A safari in a national park can be more restrictive in terms of how you can experience the wilderness as walking safaris, night drives and off-road driving are often not permitted. Furthermore, camps may not be family-friendly and age restrictions on certain activities higher, without any alternatives to keep the kids busy. At family-oriented safari houses like Ant’s Hill and Ant’s Nest , the experience is truly about getting off the beaten track on horseback, walking and even mountain-biking safaris. A wider variety of activities means that everyone in the family gets a chance to be part of the wildlife action.

iSimangaliso Wetland Park 

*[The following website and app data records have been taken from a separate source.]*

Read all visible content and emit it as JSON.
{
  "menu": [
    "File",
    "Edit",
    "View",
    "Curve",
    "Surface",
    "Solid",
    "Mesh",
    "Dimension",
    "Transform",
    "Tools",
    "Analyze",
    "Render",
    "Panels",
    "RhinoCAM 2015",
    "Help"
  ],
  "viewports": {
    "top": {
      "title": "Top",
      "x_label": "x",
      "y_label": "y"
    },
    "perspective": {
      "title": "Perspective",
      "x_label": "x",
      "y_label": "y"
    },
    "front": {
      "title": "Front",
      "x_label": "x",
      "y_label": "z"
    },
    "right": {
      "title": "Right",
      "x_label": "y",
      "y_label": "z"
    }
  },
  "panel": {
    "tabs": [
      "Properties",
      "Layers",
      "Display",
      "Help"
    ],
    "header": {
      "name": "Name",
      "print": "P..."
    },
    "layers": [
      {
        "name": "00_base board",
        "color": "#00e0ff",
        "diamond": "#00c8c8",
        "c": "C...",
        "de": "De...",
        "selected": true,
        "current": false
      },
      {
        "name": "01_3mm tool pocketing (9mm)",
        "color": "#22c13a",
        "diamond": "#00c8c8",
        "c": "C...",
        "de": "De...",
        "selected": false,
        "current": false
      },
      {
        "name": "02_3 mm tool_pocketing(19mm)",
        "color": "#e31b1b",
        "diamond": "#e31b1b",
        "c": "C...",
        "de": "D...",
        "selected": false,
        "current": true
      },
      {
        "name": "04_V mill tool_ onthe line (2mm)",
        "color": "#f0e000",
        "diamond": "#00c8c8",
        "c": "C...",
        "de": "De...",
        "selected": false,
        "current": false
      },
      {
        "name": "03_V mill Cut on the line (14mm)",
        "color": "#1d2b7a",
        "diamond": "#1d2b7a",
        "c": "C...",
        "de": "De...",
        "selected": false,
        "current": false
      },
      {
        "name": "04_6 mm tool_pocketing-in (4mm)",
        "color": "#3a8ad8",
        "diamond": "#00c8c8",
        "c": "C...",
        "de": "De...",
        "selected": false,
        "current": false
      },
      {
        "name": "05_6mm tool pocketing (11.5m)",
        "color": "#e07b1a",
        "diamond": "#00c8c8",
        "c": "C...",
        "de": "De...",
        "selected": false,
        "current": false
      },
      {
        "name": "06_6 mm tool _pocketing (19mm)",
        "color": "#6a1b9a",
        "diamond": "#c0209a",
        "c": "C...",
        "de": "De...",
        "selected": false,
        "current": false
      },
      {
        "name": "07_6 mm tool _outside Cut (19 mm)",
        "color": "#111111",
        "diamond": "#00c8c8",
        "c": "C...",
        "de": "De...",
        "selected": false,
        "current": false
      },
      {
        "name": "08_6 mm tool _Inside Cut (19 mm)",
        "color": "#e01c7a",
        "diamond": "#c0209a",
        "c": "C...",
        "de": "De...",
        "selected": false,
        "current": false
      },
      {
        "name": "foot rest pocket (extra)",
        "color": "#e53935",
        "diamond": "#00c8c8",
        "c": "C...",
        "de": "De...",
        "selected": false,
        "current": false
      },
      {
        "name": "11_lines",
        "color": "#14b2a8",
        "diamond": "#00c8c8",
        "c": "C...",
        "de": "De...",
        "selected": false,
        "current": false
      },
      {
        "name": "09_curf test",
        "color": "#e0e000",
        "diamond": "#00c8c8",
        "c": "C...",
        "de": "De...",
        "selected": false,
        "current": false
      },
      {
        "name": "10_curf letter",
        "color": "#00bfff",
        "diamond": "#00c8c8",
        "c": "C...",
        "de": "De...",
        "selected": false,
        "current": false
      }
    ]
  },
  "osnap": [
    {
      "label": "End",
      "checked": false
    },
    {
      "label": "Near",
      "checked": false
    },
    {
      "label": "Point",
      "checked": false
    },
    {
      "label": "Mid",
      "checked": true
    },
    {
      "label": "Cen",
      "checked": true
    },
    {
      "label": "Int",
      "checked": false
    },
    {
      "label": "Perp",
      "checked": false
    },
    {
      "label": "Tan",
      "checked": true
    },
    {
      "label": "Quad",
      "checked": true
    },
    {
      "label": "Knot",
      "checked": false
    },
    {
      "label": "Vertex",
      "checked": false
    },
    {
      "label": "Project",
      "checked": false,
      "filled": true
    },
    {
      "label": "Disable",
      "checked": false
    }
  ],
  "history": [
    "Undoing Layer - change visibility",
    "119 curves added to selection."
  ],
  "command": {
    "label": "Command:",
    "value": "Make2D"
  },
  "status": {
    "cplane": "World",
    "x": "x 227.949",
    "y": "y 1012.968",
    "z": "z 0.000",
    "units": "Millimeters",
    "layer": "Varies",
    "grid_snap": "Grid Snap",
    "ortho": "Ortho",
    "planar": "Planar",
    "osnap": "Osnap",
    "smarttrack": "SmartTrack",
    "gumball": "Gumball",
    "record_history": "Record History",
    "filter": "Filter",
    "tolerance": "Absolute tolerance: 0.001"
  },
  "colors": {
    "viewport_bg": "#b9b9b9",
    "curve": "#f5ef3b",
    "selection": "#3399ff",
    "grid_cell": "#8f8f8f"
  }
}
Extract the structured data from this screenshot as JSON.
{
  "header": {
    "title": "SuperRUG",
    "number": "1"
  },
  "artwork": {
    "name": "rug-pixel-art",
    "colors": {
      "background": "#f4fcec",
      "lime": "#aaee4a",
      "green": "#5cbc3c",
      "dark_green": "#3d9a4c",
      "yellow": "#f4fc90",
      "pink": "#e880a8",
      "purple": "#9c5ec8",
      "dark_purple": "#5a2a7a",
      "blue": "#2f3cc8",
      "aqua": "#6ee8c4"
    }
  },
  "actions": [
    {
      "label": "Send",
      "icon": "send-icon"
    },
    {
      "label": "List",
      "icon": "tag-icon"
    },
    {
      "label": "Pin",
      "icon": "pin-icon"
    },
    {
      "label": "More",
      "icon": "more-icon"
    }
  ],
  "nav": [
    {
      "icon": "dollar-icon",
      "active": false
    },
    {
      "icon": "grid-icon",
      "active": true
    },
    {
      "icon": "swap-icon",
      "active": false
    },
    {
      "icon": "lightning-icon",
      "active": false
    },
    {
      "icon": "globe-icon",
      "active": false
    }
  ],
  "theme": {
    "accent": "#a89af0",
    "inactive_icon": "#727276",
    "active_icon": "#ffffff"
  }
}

On South Africa’s east coast in the KwaZulu Natal-Province, lies a UNESCO World Heritage Site called the iSimangaliso Wetland Park. So naturally splendid is iSimangaliso that is has 10 jewels in its wilderness crown – coastal forest, Cape Vidal, False Bay, Kosi Bay, Lake Sibaya, Lake St Lucia, Maphelane, Sodwana Bay, uMhkuze and Charters Creek. All of these unique ecosystems interlink to create a sanctuary for a wide array and abundance of terrestrial, water and airborne creatures.

St Lucia Lake and estuary © Makakatana Bay Lodge

The park and its ecological variety make it a unique wilderness destination as you can take a game drive in the morning and a cruise on St Lucia in the afternoon. Lake St Lucia is Africa’s largest estuarine system and is known as the heart that sustains the wonder of iSimangaliso. Eighty kilometres long length and with a 23km width, St Lucia is a comfortable home for 50% of all water birds in the province, 155 fish species, 2180 species of flowering plants and, of course, abundant game like hippo, waterbuck, kudu and nyala.

The Honeymoon Suite © Makakatana Bay Lodge

With all these beautiful protected environmental zones coming together in one place, it would be a shame to have to share them with hordes of other people. As the only privately-owned and owner-managed game lodge within iSimangaliso, the well-appointed Makakatana Bay Lodge ensures exclusivity and serenity. This makes the most of the spectacular view of the St Lucia wetlands and any wildlife visitors that may pass by. Boat cruises on the lake are, of course, the epitome of a stay here and there are also other activities, like game drives in the iSimangaliso bush as well as the possibility of watching dolphins and whales in the Indian Ocean.  

Oceana Beach and Wildlife Reserve 

In South Africa’s Eastern Cape, near to the small beach town of Port Alfred, is the Oceana Beach and Wildlife Reserve. Aptly named the Sunshine Coast, this part of the country enjoys more daylight hours, which in turns mean more time to experience this breath-taking private coastal reserve. As it is privately-owned and -managed, this reserve upholds an ethos of individuality, authenticity and freedom in all aspects of the safari experience. It also offers that perfect combination of beach and safari; it is where the wilderness of the bush meets the vibrant waters of the Indian Ocean.

A kudu looks over the ocean © Oceana

The traditional bush wilderness of this reserve homes more than 220 bird and 30 animal species, including giraffe, zebra and elephant, which may be encountered on daily game drives that will not be overcrowded due to the limited nature of the reserve. The ocean aspect of the reserve entices you to explore the 7km of pristine unspoilt beach; head down to the shoreline at dawn to watch the shoreline and dip your toes in the warm water or take a stroll at dusk to soak up the last of the sun’s rays. 

Outdoor lounge areas overlooking the Indian Ocean © Oceana

Such a special reserve deserves equally special accommodation. The boutique hotel of  Oceana, which of course is responsible for both the name and management of the reserve, blends in with its natural surrounds and in many ways reflects it in its interior design. There are also many activities nearby to Oceana so fun day trips out of the reserve are also a possibility if you want to explore the area more.  

Cover image © Carmen Berdeguer at Garonga Safari Camp